Problem requirements
The answer must consist of every line below that holds the word "information".

Component data from apps and pages
== Segment start ==

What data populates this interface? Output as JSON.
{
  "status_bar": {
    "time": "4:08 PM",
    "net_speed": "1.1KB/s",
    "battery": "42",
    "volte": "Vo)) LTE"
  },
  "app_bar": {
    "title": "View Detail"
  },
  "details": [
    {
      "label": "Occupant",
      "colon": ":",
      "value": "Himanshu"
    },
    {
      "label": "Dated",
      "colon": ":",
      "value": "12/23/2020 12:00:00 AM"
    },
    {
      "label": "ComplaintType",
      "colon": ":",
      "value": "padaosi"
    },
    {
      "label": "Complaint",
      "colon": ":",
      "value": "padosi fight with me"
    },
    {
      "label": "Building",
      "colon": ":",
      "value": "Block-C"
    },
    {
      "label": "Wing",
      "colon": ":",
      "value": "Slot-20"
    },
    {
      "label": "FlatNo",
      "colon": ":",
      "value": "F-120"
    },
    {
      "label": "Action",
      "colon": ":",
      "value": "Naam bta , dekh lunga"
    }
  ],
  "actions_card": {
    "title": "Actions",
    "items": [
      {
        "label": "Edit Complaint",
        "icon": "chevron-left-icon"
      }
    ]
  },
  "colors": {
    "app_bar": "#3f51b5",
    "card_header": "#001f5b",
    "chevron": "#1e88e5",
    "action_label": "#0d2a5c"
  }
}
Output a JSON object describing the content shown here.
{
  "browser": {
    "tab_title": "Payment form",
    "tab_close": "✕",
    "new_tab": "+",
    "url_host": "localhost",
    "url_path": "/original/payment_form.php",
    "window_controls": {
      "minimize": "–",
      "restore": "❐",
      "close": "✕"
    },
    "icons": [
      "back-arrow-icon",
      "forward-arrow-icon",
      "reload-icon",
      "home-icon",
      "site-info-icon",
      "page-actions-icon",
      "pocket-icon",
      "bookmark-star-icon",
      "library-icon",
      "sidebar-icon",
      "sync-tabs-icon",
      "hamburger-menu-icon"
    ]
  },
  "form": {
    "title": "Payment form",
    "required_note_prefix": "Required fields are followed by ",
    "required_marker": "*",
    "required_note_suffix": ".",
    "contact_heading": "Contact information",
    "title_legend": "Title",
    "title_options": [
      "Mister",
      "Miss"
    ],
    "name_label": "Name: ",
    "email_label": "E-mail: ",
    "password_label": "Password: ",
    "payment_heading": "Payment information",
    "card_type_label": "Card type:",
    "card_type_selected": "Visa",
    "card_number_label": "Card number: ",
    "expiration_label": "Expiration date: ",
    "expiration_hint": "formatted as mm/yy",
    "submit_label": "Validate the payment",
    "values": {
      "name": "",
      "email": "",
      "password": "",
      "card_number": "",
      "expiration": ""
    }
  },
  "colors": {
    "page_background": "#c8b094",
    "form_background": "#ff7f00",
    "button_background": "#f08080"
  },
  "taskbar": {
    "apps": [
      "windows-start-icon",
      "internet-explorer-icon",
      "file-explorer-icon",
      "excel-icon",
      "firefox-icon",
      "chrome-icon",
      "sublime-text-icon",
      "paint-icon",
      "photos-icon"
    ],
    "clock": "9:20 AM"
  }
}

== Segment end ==

Result of the task
    "contact_heading": "Contact information",
    "payment_heading": "Payment information",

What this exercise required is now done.